Hats Off to Commencement

Hats Off to Commencement

In less than a week, seniors will walk across graduation terrace for the final time, wearing long white dresses and hats embellished with flowers. The Fourcast takes a look at the fashion behind Hockaday’s biggest tradition: Commencement, along with the dress, the hats, the flowers and everything that makes this ceremony so special.

YEARS OF TRADITION The Hockaday Class of 1946 stands tall as they receive their diplomas. Photo provided by Emily Embry
YEARS OF TRADITION The Hockaday Class of 1946 stands tall as they receive their diplomas. Photo provided by Emily Embry

The Dresses


One of the most memorable aspects of Hockaday commencement is the long white dress, a tradition started by Ela Hockaday in 1914. The staple white dress has faced its fair share of change over the years, modernizing with the trends and styles of each class.

Archives Manager Emily Embry said that Ela Hockaday was so fixated with the idea of a white graduation dress because she “wanted to bring the old southern charm but also show that the school produced cultured, intelligent ladies. For them to be dressed up in beautiful white dresses just made it so special.”

Each dress is unique to the class’ personality and the time period.

“The really exciting part for me is wondering what the fashion at that time was and thinking what made the girls choose this one dress out of all the dresses,” Embry said.

The process of picking a dress starts a year in advance in June. Nancy Winston ‘82, senior Hailey’s mother, coordinated this year’s graduation dress.

She started by shifting through dresses in Stanley Korshak Store’s bridal department, working with the shop assistant to find five to six dresses of varying styles. After being approved by Eugene McDermott Headmistress Kim Wargo, the dresses were modeled to the senior class in an annual fashion show before they are then voted on.

“Probably one of the most unique aspects of Hockaday commencement is that the whole senior class gets to vote on it,” Nancy said. “Everyone respects that it needs to be a dress that will look good on everybody.”

Senior Hannah spoke highly of the Class of 2013’s pick, saying that it was the undisputed choice.

“As soon as the model came out,” she said, “everyone started cheering so it was pretty unanimous that we wanted that to be our dress.”

Hannah described the dress, which will remain a surprise for everyone until graduation day, as “perfectly simple and very flattering on everyone.”

The Hats

Hockaday girls wear their hats proudly during the graduation ceremony last year. Photo provided by Emily Embry
Hockaday girls wear their hats proudly during the graduation ceremony last year. Photo provided by Emily Embry

Another facet of a Hockaday commencement are the large sun hats worn and decorated by the graduates.

Not just another accessory, the hats are a way for Hockaday graduates to honor relatives who attended Hockaday and their legacy.

Senior Kate expressed her admiration for this tradition.

“I think it is incredibly special that girls with alumnae relatives can wear colored hats.
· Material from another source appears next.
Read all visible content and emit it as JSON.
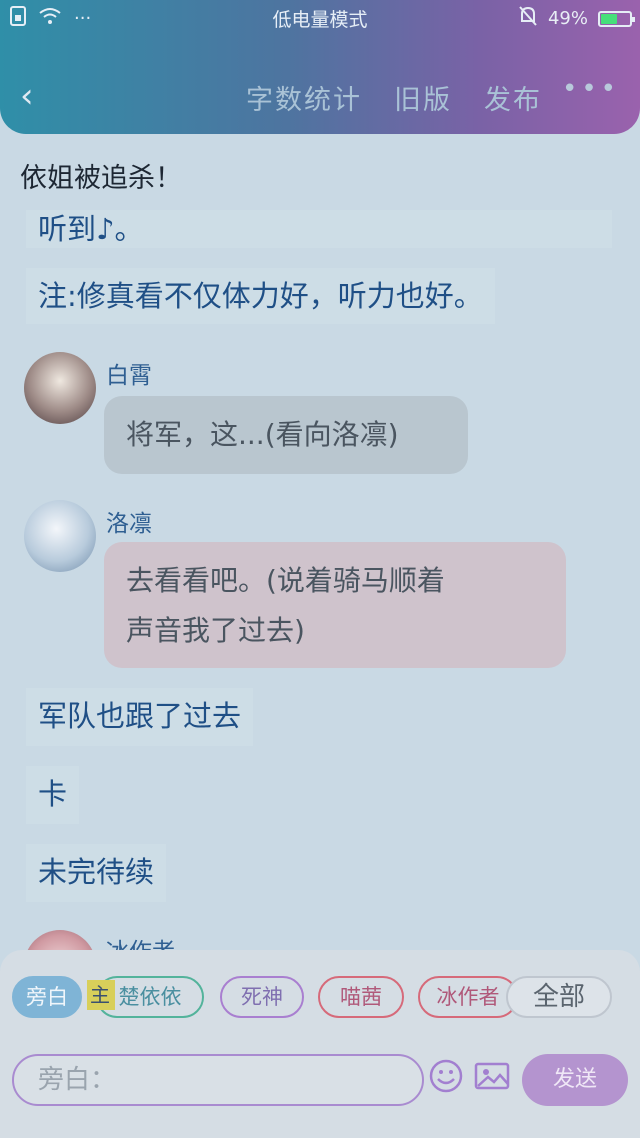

It is a unique Hockaday tradition, along with graduation itself, and embodies the rich history of the school,” Kate said. “I love it and I think girls who wear them feel a great connection with the school and their family on that night.”

Since the change in 1991 from colored to white hats, the girls wearing their relative’s hats stood out among the sea of white.

Nancy, who is passing her colored hat to her daughter Hailey, explained the significance of this tradition.

“I don’t think it’s about the color of the hat, it’s just that somebody hung onto the hat for 30 years waiting for the next graduate,” Nancy said. “All that was important was that you were honoring your mother, sister, grandmother or aunt, whether or not anyone else knew.”


The Flowers


While dressed in identical white dresses, singing the same songs, Hockaday girls embody age- old Hockaday traditions while graduating. The only way for the girls to express their individuality and differ from each other is through the flowers on their hats.

Each girl is given the opportunity to decorate their hat however they choose.

Kate described her thought process in picking the flowers for her hat as strenuous but exciting.

“Picking flowers for my hat was probably one of the most difficult style decisions I have ever had to make,” Kate said. “During my consultation with the florist so many questions were running through my head. What colors? What will I think about my flowers a year from now? Ten years from now? Eventually, I decided on what I thought was just me, at that moment.”

But picking flowers, however, hasn’t always been the elaborate process that it is now. It was a much simpler process for Nancy and her classmates.

“The flowers have changed dramatically. Now it’s such a production to pick out your flowers because you can get almost any color and type you want,” she said. “When I was graduating it was whatever flowers the florist had that week.”

Now, however, the girls have a large selection of various flowers to choose from.

“It helps to bring out the personality of each girl,” Embry said. “It’s especially nice to see the girls have fun with it.”